Course objectives

By the end of this course, students will be able to:

  • explain the core ideas of several theories of distributive justice and their meaning for tax policy;

  • demonstrate familiarity with the philosophical debate on the weighing of national and foreign interests in tax policy-making;

  • integrate the knowledge obtained in the other courses of the minor 'Tax and Society';

  • communicate their substantiated views on the fairness and sustainability of taxation both orally and in writing;

  • have strengthened their teamworking skills in a multidisciplinary environment.


See MyTimetable.

Mode of instruction


  • Number of (2 hour) instructions: 5

  • Names of instructors: mr. drs. B.N. van Ganzen; dr. mr. L.C.J. van Apeldoorn and selected guest lecturers

  • Required preparation by students: required reading; preparation of weekly individual assignments; participation during the seminars (mandatory)

Assessment method

Examination form(s)

  • Individual preparation of weekly assignments (approximately 1,000 words per week) and participation during the seminars (5 sessions of 2 hours each): 40% of the final grade. Each week, both elements together count as one assignment. Hence, students cannot earn points for a weekly assignment when they are absent during that week’s classroom debate.

  • Group paper (approximately 7,500 words): 60% of the final grade.

The retake of the individual assignments consists of a larger essay (approximately 5,000 words) covering the material of the entire course. The retake of the group paper either entails improving the previously submitted group paper or submitting a new paper; with the former option, a maximum grade of 6,0 can be obtained.

Partial grades obtained by students who fail to successfully complete the course lapse after the current academic year.

Submission procedures
All written work must be submitted via Brightspace. Deadlines will be announced in the course syllabus on Brightspace at the beginning of the course.

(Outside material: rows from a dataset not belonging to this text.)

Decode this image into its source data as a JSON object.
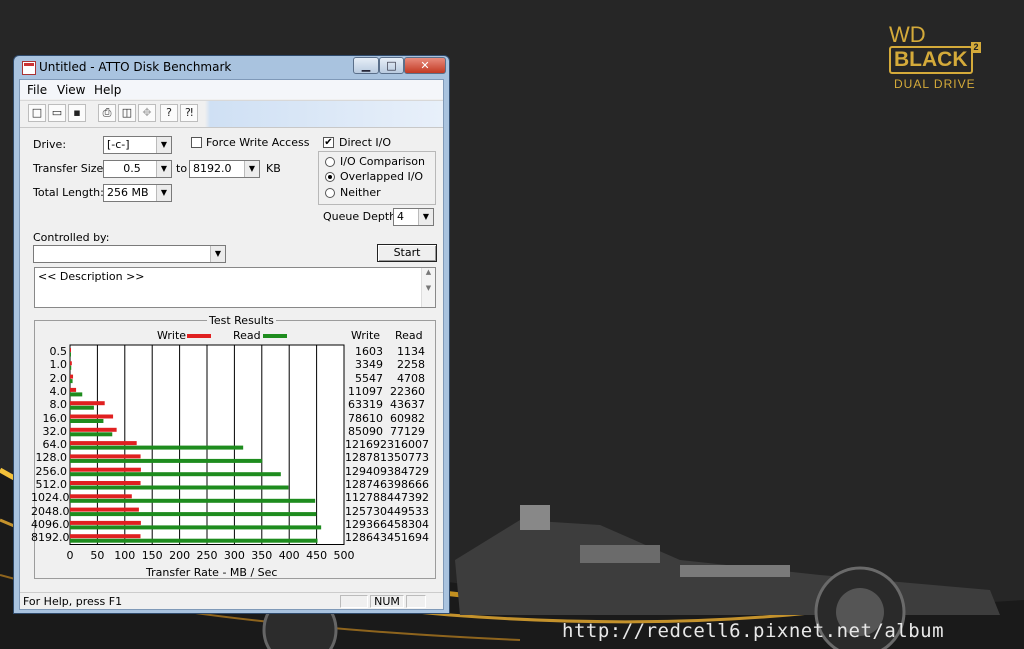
{
  "window": {
    "title": "Untitled - ATTO Disk Benchmark"
  },
  "menu": [
    "File",
    "View",
    "Help"
  ],
  "form": {
    "drive_label": "Drive:",
    "drive_value": "[-c-]",
    "force_write": "Force Write Access",
    "direct_io": "Direct I/O",
    "io_comparison": "I/O Comparison",
    "overlapped_io": "Overlapped I/O",
    "neither": "Neither",
    "transfer_size_label": "Transfer Size:",
    "transfer_from": "0.5",
    "to_label": "to",
    "transfer_to": "8192.0",
    "kb_label": "KB",
    "total_length_label": "Total Length:",
    "total_length_value": "256 MB",
    "queue_depth_label": "Queue Depth:",
    "queue_depth_value": "4",
    "controlled_by_label": "Controlled by:",
    "start_label": "Start",
    "description": "<< Description >>"
  },
  "chart_data": {
    "type": "bar",
    "title": "Test Results",
    "xlabel": "Transfer Rate - MB / Sec",
    "xlim": [
      0,
      500
    ],
    "xticks": [
      "0",
      "50",
      "100",
      "150",
      "200",
      "250",
      "300",
      "350",
      "400",
      "450",
      "500"
    ],
    "categories": [
      "0.5",
      "1.0",
      "2.0",
      "4.0",
      "8.0",
      "16.0",
      "32.0",
      "64.0",
      "128.0",
      "256.0",
      "512.0",
      "1024.0",
      "2048.0",
      "4096.0",
      "8192.0"
    ],
    "series": [
      {
        "name": "Write",
        "color": "#e02020",
        "values": [
          1603,
          3349,
          5547,
          11097,
          63319,
          78610,
          85090,
          121692,
          128781,
          129409,
          128746,
          112788,
          125730,
          129366,
          128643
        ]
      },
      {
        "name": "Read",
        "color": "#1e8c1e",
        "values": [
          1134,
          2258,
          4708,
          22360,
          43637,
          60982,
          77129,
          316007,
          350773,
          384729,
          398666,
          447392,
          449533,
          458304,
          451694
        ]
      }
    ],
    "column_headers": [
      "Write",
      "Read"
    ]
  },
  "status": {
    "help": "For Help, press F1",
    "num": "NUM"
  },
  "brand": {
    "line1": "WD",
    "line2": "BLACK",
    "sup": "2",
    "line3": "DUAL DRIVE",
    "color": "#d4aa3a"
  },
  "watermark": "http://redcell6.pixnet.net/album"
}
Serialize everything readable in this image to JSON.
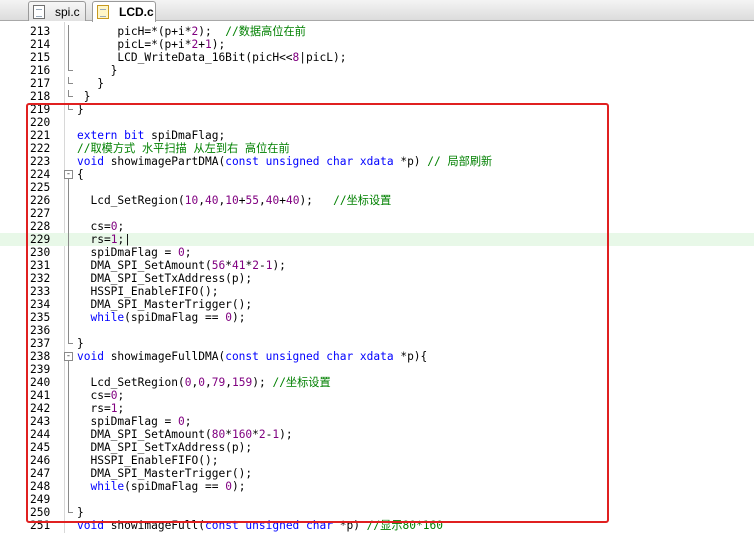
{
  "tabs": [
    {
      "label": "spi.c",
      "active": false
    },
    {
      "label": "LCD.c",
      "active": true
    }
  ],
  "colors": {
    "keyword": "#0000ff",
    "comment": "#008000",
    "number": "#800080",
    "text": "#000000",
    "highlight_box": "#e02020",
    "current_line": "#e8f8e8"
  },
  "current_line": 229,
  "lines": [
    {
      "n": "213",
      "fold": "v",
      "code": [
        [
          "t",
          "      picH=*(p+i*"
        ],
        [
          "n",
          "2"
        ],
        [
          "t",
          ");  "
        ],
        [
          "c",
          "//数据高位在前"
        ]
      ]
    },
    {
      "n": "214",
      "fold": "v",
      "code": [
        [
          "t",
          "      picL=*(p+i*"
        ],
        [
          "n",
          "2"
        ],
        [
          "t",
          "+"
        ],
        [
          "n",
          "1"
        ],
        [
          "t",
          ");"
        ]
      ]
    },
    {
      "n": "215",
      "fold": "v",
      "code": [
        [
          "t",
          "      LCD_WriteData_16Bit(picH<<"
        ],
        [
          "n",
          "8"
        ],
        [
          "t",
          "|picL);"
        ]
      ]
    },
    {
      "n": "216",
      "fold": "end",
      "code": [
        [
          "t",
          "     }"
        ]
      ]
    },
    {
      "n": "217",
      "fold": "end",
      "code": [
        [
          "t",
          "   }"
        ]
      ]
    },
    {
      "n": "218",
      "fold": "end",
      "code": [
        [
          "t",
          " }"
        ]
      ]
    },
    {
      "n": "219",
      "fold": "end",
      "code": [
        [
          "t",
          "}"
        ]
      ]
    },
    {
      "n": "220",
      "fold": "",
      "code": []
    },
    {
      "n": "221",
      "fold": "",
      "code": [
        [
          "k",
          "extern bit"
        ],
        [
          "t",
          " spiDmaFlag;"
        ]
      ]
    },
    {
      "n": "222",
      "fold": "",
      "code": [
        [
          "c",
          "//取模方式 水平扫描 从左到右 高位在前"
        ]
      ]
    },
    {
      "n": "223",
      "fold": "",
      "code": [
        [
          "k",
          "void"
        ],
        [
          "t",
          " showimagePartDMA("
        ],
        [
          "k",
          "const unsigned char xdata"
        ],
        [
          "t",
          " *p) "
        ],
        [
          "c",
          "// 局部刷新"
        ]
      ]
    },
    {
      "n": "224",
      "fold": "box",
      "code": [
        [
          "t",
          "{"
        ]
      ]
    },
    {
      "n": "225",
      "fold": "v",
      "code": []
    },
    {
      "n": "226",
      "fold": "v",
      "code": [
        [
          "t",
          "  Lcd_SetRegion("
        ],
        [
          "n",
          "10"
        ],
        [
          "t",
          ","
        ],
        [
          "n",
          "40"
        ],
        [
          "t",
          ","
        ],
        [
          "n",
          "10"
        ],
        [
          "t",
          "+"
        ],
        [
          "n",
          "55"
        ],
        [
          "t",
          ","
        ],
        [
          "n",
          "40"
        ],
        [
          "t",
          "+"
        ],
        [
          "n",
          "40"
        ],
        [
          "t",
          ");   "
        ],
        [
          "c",
          "//坐标设置"
        ]
      ]
    },
    {
      "n": "227",
      "fold": "v",
      "code": []
    },
    {
      "n": "228",
      "fold": "v",
      "code": [
        [
          "t",
          "  cs="
        ],
        [
          "n",
          "0"
        ],
        [
          "t",
          ";"
        ]
      ]
    },
    {
      "n": "229",
      "fold": "v",
      "code": [
        [
          "t",
          "  rs="
        ],
        [
          "n",
          "1"
        ],
        [
          "t",
          ";|"
        ]
      ]
    },
    {
      "n": "230",
      "fold": "v",
      "code": [
        [
          "t",
          "  spiDmaFlag = "
        ],
        [
          "n",
          "0"
        ],
        [
          "t",
          ";"
        ]
      ]
    },
    {
      "n": "231",
      "fold": "v",
      "code": [
        [
          "t",
          "  DMA_SPI_SetAmount("
        ],
        [
          "n",
          "56"
        ],
        [
          "t",
          "*"
        ],
        [
          "n",
          "41"
        ],
        [
          "t",
          "*"
        ],
        [
          "n",
          "2"
        ],
        [
          "t",
          "-"
        ],
        [
          "n",
          "1"
        ],
        [
          "t",
          ");"
        ]
      ]
    },
    {
      "n": "232",
      "fold": "v",
      "code": [
        [
          "t",
          "  DMA_SPI_SetTxAddress(p);"
        ]
      ]
    },
    {
      "n": "233",
      "fold": "v",
      "code": [
        [
          "t",
          "  HSSPI_EnableFIFO();"
        ]
      ]
    },
    {
      "n": "234",
      "fold": "v",
      "code": [
        [
          "t",
          "  DMA_SPI_MasterTrigger();"
        ]
      ]
    },
    {
      "n": "235",
      "fold": "v",
      "code": [
        [
          "t",
          "  "
        ],
        [
          "k",
          "while"
        ],
        [
          "t",
          "(spiDmaFlag == "
        ],
        [
          "n",
          "0"
        ],
        [
          "t",
          ");"
        ]
      ]
    },
    {
      "n": "236",
      "fold": "v",
      "code": []
    },
    {
      "n": "237",
      "fold": "end",
      "code": [
        [
          "t",
          "}"
        ]
      ]
    },
    {
      "n": "238",
      "fold": "box",
      "code": [
        [
          "k",
          "void"
        ],
        [
          "t",
          " showimageFullDMA("
        ],
        [
          "k",
          "const unsigned char xdata"
        ],
        [
          "t",
          " *p){"
        ]
      ]
    },
    {
      "n": "239",
      "fold": "v",
      "code": []
    },
    {
      "n": "240",
      "fold": "v",
      "code": [
        [
          "t",
          "  Lcd_SetRegion("
        ],
        [
          "n",
          "0"
        ],
        [
          "t",
          ","
        ],
        [
          "n",
          "0"
        ],
        [
          "t",
          ","
        ],
        [
          "n",
          "79"
        ],
        [
          "t",
          ","
        ],
        [
          "n",
          "159"
        ],
        [
          "t",
          "); "
        ],
        [
          "c",
          "//坐标设置"
        ]
      ]
    },
    {
      "n": "241",
      "fold": "v",
      "code": [
        [
          "t",
          "  cs="
        ],
        [
          "n",
          "0"
        ],
        [
          "t",
          ";"
        ]
      ]
    },
    {
      "n": "242",
      "fold": "v",
      "code": [
        [
          "t",
          "  rs="
        ],
        [
          "n",
          "1"
        ],
        [
          "t",
          ";"
        ]
      ]
    },
    {
      "n": "243",
      "fold": "v",
      "code": [
        [
          "t",
          "  spiDmaFlag = "
        ],
        [
          "n",
          "0"
        ],
        [
          "t",
          ";"
        ]
      ]
    },
    {
      "n": "244",
      "fold": "v",
      "code": [
        [
          "t",
          "  DMA_SPI_SetAmount("
        ],
        [
          "n",
          "80"
        ],
        [
          "t",
          "*"
        ],
        [
          "n",
          "160"
        ],
        [
          "t",
          "*"
        ],
        [
          "n",
          "2"
        ],
        [
          "t",
          "-"
        ],
        [
          "n",
          "1"
        ],
        [
          "t",
          ");"
        ]
      ]
    },
    {
      "n": "245",
      "fold": "v",
      "code": [
        [
          "t",
          "  DMA_SPI_SetTxAddress(p);"
        ]
      ]
    },
    {
      "n": "246",
      "fold": "v",
      "code": [
        [
          "t",
          "  HSSPI_EnableFIFO();"
        ]
      ]
    },
    {
      "n": "247",
      "fold": "v",
      "code": [
        [
          "t",
          "  DMA_SPI_MasterTrigger();"
        ]
      ]
    },
    {
      "n": "248",
      "fold": "v",
      "code": [
        [
          "t",
          "  "
        ],
        [
          "k",
          "while"
        ],
        [
          "t",
          "(spiDmaFlag == "
        ],
        [
          "n",
          "0"
        ],
        [
          "t",
          ");"
        ]
      ]
    },
    {
      "n": "249",
      "fold": "v",
      "code": []
    },
    {
      "n": "250",
      "fold": "end",
      "code": [
        [
          "t",
          "}"
        ]
      ]
    },
    {
      "n": "251",
      "fold": "",
      "code": [
        [
          "k",
          "void"
        ],
        [
          "t",
          " showimageFull("
        ],
        [
          "k",
          "const unsigned char"
        ],
        [
          "t",
          " *p) "
        ],
        [
          "c",
          "//显示80*160"
        ]
      ]
    }
  ]
}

Areas to be tested within the exam
Grading of students’ individual participation during the classroom debates will be based on the quality and factual accuracy of the arguments made, the ability to present original arguments that go beyond the material found in the required reading, and the ability to synthesize the material addressed in the other courses in the minor Tax and Society. The same criteria apply for the grading of all written work, in addition to the quality of the writing, structure of the analysis, and use of sources and footnotes.

Reading list

Required reading for the weekly assignments will be announced on Brightspace. For the group paper, students are required to search for literature themselves and may also use materials which have been provided in the five previous courses.


Registration for courses and exams takes place via MyStudymap. If you do not have access to MyStudymap (guest students), look here (under the Law-tab) for more information on the registration procedure in your situation.


  • Coordinator: mr. drs. B.N. van Ganzen

  • Work address: Kamerlingh Onnes Building, room B2.24

  • Contact information via: Secretariat Department of Tax Law

  • Telephone number; +31 (0) 71 527 7840

  • Email:


  • Institute: Institute of Tax Law and Economics

  • Department: Tax Law

  • Room number secretary: Kamerlingh Onnes Building, B2.11

  • Opening hours: 9.00 – 17.00 hrs

  • Telephone number secretary: +31 (0) 71 527 7840

  • Email: